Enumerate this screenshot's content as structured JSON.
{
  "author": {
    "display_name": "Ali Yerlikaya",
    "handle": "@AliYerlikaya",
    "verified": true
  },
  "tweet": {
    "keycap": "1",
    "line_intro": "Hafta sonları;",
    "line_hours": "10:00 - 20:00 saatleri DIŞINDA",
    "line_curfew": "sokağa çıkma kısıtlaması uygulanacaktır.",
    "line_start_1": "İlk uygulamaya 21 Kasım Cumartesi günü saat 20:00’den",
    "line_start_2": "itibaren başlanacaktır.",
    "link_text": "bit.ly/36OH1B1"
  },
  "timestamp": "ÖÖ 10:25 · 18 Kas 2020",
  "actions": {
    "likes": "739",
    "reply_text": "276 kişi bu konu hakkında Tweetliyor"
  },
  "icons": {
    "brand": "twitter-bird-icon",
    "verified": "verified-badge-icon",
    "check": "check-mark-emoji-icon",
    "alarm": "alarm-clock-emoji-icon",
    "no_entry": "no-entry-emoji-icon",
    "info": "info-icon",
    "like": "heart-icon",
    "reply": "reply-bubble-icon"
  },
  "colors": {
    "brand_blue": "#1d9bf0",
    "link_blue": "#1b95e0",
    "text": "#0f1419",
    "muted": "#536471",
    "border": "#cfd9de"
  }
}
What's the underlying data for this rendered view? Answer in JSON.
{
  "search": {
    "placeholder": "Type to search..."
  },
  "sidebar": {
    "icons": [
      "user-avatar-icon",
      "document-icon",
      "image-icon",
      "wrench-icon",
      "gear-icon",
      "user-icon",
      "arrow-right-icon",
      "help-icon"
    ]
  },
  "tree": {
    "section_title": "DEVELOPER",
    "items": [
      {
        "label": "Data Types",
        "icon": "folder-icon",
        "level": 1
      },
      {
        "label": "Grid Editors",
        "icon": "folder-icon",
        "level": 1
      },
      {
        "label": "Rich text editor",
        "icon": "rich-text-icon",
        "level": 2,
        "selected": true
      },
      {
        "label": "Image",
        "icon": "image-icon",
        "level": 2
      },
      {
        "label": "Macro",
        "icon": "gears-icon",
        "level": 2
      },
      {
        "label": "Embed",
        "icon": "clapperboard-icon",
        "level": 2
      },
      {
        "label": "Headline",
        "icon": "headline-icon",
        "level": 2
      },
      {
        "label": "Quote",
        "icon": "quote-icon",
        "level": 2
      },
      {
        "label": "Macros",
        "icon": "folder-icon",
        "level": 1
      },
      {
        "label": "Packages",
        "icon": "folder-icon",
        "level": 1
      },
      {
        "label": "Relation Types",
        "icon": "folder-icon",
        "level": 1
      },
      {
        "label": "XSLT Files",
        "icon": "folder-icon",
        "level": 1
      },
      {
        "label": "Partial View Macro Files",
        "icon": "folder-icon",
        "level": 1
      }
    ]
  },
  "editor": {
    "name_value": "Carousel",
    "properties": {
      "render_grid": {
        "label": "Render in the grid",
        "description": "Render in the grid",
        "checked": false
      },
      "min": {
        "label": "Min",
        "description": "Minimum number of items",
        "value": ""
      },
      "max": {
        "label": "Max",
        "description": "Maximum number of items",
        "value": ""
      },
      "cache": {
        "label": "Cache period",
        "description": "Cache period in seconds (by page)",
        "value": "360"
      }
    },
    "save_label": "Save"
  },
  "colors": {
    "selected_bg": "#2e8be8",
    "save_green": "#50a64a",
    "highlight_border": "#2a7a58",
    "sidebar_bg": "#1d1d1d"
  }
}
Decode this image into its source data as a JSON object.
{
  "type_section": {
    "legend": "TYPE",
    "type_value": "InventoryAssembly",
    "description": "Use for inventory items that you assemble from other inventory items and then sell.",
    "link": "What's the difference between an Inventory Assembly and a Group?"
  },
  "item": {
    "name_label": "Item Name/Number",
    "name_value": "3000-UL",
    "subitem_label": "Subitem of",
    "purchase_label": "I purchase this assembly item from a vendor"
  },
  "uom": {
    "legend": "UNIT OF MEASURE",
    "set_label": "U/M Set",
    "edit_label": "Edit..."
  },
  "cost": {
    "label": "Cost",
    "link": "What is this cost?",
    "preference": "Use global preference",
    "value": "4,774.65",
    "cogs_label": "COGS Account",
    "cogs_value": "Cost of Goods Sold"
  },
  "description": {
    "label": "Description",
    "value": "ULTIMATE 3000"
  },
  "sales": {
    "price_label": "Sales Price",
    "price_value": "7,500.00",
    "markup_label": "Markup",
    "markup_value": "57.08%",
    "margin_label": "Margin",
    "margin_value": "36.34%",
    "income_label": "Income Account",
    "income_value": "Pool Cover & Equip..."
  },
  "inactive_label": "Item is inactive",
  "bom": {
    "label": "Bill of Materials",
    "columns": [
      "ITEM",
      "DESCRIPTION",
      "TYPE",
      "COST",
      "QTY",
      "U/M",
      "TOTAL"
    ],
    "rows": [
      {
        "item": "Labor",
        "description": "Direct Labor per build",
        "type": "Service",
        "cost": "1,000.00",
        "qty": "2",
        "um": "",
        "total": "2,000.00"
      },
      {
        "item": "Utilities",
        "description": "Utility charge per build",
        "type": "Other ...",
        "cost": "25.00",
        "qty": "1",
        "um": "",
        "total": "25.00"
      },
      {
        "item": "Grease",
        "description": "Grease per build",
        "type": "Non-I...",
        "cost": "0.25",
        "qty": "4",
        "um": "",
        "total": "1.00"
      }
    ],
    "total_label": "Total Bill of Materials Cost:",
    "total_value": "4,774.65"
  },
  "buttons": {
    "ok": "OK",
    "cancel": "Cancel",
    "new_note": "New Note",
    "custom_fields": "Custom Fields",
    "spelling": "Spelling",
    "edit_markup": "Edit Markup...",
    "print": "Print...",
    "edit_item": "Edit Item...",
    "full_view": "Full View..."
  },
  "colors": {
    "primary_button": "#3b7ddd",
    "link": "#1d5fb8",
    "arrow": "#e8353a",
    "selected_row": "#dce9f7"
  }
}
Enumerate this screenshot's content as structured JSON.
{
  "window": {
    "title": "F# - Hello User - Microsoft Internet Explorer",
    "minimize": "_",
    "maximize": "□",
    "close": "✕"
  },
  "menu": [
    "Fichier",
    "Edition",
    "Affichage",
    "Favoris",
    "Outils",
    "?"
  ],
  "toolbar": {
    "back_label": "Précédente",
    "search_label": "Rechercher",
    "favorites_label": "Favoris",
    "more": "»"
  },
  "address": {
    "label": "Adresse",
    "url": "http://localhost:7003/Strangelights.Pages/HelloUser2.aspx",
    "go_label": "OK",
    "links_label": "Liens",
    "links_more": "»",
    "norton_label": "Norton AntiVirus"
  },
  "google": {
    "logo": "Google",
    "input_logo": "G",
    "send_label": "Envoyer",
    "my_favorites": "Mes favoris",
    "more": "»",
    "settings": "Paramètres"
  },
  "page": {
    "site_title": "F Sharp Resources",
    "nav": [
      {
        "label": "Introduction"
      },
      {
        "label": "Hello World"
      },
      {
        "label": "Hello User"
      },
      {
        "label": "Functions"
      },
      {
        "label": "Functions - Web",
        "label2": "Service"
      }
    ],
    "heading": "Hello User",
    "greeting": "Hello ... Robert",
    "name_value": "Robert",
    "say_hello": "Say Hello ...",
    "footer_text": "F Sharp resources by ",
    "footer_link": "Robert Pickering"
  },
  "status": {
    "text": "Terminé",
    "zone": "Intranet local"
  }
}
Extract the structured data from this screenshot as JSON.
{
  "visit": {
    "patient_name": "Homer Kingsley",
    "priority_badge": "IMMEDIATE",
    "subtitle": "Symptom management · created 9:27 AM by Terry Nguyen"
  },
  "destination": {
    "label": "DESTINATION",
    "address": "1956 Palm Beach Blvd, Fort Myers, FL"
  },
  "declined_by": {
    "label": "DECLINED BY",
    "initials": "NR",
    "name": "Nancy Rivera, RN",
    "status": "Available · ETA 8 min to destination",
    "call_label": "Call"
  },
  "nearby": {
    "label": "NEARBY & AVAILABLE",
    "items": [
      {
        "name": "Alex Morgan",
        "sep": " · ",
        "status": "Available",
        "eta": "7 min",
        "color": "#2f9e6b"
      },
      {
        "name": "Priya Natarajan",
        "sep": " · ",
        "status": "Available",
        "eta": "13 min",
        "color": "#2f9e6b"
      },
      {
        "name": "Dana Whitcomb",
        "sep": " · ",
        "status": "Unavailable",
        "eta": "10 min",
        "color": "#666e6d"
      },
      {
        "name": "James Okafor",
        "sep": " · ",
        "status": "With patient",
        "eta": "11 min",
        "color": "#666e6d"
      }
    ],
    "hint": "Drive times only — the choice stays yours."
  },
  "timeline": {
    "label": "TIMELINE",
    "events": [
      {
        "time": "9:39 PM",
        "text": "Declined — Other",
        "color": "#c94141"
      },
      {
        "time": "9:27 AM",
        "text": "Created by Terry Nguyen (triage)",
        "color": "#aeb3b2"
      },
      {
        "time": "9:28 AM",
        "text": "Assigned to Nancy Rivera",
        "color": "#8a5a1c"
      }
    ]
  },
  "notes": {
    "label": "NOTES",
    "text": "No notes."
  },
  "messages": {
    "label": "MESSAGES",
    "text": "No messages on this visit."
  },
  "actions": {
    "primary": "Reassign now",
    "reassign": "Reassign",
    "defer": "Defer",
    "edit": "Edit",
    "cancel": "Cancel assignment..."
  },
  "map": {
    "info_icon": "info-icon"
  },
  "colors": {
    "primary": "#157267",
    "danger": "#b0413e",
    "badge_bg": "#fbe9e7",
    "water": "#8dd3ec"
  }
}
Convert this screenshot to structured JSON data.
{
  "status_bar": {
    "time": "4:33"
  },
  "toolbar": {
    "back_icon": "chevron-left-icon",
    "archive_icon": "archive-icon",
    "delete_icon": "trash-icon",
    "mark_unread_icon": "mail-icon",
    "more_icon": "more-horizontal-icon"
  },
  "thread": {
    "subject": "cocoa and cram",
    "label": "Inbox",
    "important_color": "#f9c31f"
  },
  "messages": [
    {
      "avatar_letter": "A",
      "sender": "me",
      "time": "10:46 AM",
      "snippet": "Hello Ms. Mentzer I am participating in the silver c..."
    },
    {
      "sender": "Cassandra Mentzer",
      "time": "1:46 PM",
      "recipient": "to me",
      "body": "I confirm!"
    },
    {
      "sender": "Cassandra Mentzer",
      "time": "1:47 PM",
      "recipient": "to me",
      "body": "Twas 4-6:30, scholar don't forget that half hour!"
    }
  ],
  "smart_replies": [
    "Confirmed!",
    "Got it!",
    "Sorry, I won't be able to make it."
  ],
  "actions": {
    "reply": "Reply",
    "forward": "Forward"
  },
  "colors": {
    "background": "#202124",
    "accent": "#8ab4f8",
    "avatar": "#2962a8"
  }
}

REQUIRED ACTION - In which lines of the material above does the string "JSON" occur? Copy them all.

TASK RESULT -
Enumerate this screenshot's content as structured JSON.
What's the underlying data for this rendered view? Answer in JSON.
Decode this image into its source data as a JSON object.
Enumerate this screenshot's content as structured JSON.
Extract the structured data from this screenshot as JSON.
Convert this screenshot to structured JSON data.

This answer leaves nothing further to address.